A 2008 study in the journal “Cancer, Epidemiology, Biomarkers, and Prevention” analyzed the link between a breast cancer gene, coffee consumption, and breast size. It proceeded to incite a ridiculous hysteria in the media with headlines like, “Drinking three cups of coffee a day shrinks women’s breasts” and my punny personal favorite, “Women Face Drink & Shrink Dilemma: Coffee Poses a Booby Trap.” However, as is common with science portrayals in the media, many headlines/articles mistake correlation for causation. In addition, many articles completely leave out the genetic, breast cancer aspect of the study, as “CYP1A2 gene” doesn’t exactly scream “headline material”. But the gene is an important thing to note when analyzing the study, because although there was a slight negative correlation of breast size and coffee consumption for people with the gene, people without the gene had a slight positive correlation. In addition, the word “shrink” implies a change over time but the study was cross-sectional, not longitudinal. It only took data from a single point in time. There is no mention of “shrinkage” in the paper or change in breast size (unless related to breast cancer, an entirely different can of worms). Finally, they measure breast size using the formula for pyramids, base area x height, divided by 3, rather unrealistic, in my personal experience.

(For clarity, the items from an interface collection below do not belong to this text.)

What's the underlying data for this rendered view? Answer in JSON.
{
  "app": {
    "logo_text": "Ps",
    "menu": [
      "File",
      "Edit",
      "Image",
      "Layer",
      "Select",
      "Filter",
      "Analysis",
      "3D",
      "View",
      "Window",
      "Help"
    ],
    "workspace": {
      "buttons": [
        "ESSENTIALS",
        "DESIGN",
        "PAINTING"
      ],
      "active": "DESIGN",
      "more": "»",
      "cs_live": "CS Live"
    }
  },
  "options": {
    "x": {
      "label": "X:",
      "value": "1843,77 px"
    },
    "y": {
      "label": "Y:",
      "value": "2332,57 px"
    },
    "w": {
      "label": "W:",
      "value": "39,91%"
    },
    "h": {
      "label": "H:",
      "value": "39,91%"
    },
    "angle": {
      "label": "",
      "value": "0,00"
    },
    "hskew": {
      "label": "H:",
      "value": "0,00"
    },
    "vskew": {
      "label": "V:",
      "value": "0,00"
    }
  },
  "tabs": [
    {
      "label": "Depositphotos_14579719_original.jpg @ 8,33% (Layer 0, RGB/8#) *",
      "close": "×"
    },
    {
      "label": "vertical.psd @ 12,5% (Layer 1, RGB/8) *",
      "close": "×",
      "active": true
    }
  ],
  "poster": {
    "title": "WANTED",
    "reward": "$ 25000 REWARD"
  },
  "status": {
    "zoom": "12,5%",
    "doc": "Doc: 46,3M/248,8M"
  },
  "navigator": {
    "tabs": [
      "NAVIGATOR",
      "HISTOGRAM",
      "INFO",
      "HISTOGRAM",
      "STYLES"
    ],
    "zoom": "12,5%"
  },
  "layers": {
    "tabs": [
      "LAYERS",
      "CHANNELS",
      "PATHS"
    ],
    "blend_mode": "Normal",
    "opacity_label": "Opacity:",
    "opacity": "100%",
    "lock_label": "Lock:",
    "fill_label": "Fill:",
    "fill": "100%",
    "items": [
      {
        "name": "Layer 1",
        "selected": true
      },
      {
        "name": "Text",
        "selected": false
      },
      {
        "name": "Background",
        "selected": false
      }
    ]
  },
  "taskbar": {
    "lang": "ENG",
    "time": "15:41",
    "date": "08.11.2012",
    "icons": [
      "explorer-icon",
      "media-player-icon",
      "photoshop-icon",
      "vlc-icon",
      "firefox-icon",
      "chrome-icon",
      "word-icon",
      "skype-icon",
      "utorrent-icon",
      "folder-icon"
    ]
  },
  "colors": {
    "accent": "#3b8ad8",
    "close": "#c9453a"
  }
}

The most annoying aspect to me is that the article attempts to be scientific, with statements like, “Some substances in coffee can change a woman’s metabolism so she acquires a better configuration of various estrogens, therefore lowering the potential risk.” But if you want to be actually scientific, maybe read the original journal article in the first place.